  • Committed to the Cause? Violent and Financial Criminal Behaviors of Domestic Far-Rightists

    Author:
    Ashmini Kerodal
    Year of Dissertation:
    2014
    Program:
    Criminal Justice
    Advisor:
    Joshua Freilich
    Abstract:

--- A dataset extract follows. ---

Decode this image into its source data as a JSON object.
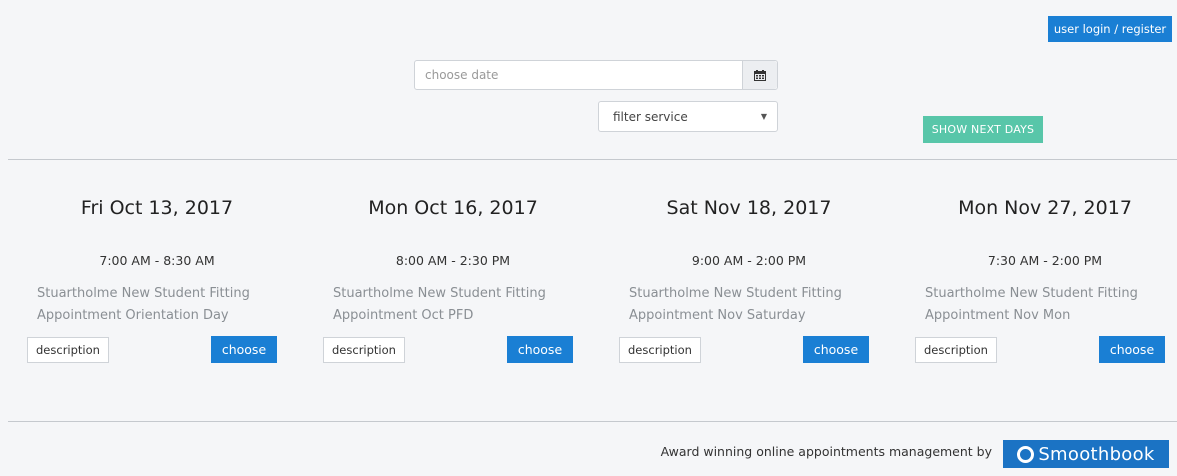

    This study used factor analysis, logistic and multinomial logistic regression analysis to evaluate the effects of an individual's level of commitment to far-right extremism on his / her criminal offending behavior. Agnew's General Strain Theory (2001, 2005), Cloward and Ohlin's Differential Opportunity Theory (1960) and Simi and Futrell's (2010) concept of free / movement spaces were used to address the three research questions: (1) What effect did individual level stressors, significant others, and negative interactions with government officials have on membership in a far-right group, (2) What effect did individual level stressors, significant others, membership in an extremist group, and negative interactions with government officials have on an individual's commitment to rightwing extremism, (3) What effect did an individual's commitment to far-right extremism, and membership in extremist groups have on his / her criminal behavior? This study investigated whether strain factors alone influenced radicalization, or if there was a combination of strain factors - including negative interactions with law enforcement - and interactions with other extremists that influenced levels of commitment to rightwing extremism. This study defined radicalization as "the process by which individuals become violent extremists...[that is] individuals who support or commit ideologically motivated violence to further political, social, or religious goals" (NIJ 2012 Research on Domestic Radicalization Solicitation, p. 4). Commitment to rightwing extremism was conceptualized as commitment to far-rightist norms, similar to Cloward and Ohlin's (1960) definition of commitment to delinquent norms or the extent of indoctrination into a deviant subculture. This variable drew on themes found in previous research on extremism (Aho, 1990; Blazak, 2001; Blee, 2002; Ezekiel, 1995; Hamm, 2004, 1993; McCauley & Moskalenko, 2011, 2008). A factor analysis was used to check the validity of the commitment to far-right extremism scale. Another unique characteristic of this study was that its dependent variable of criminal behavior included both violent (i.e., fatal) incidents and financial schemes. Data were obtained from the US Extremist Crime Database (ECDB), a Department of Homeland Security/START-funded project led by Dr. Joshua D. Freilich and Dr. Steven Chermak. Illegal violent incidents and financial schemes committed by domestic extremist that resulted in criminal charged were included in the ECDB. Violent incidents were defined as homicides, and financial schemes were defined as "illicit financial operation[s] involving a set of activities [i.e. techniques] carried out by one or more perpetrators to obtain unlawful gain or other economic advantage through the use of deliberate deception" (Belli, 2011, p. 64). The study found that GST did not predict membership in extremist groups, but was associated with a higher risk of committing a homicide. Group membership was predicted by access to extremist groups and a possible predisposition or sympathy towards extremist beliefs. However, none of the theories explained levels of commitment to extremism. Instead, differences were found between two types of DFRs: Conspiracy Theorists and Proud Supremacists. Conspiracy Theorists were more likely to have been non-white and employed, while Proud Supremacists were more likely to have been white males who experienced strain and had extremist referent others. Finally, the presence of strain and a prior prison record were associated with violent criminal behavior of DFRs. High levels of commitment to extremism, female gender, and the absence of strain (i.e., held a good job and did not have prior negative interactions with government officials) were associated with an increased risk of financial offending behavior.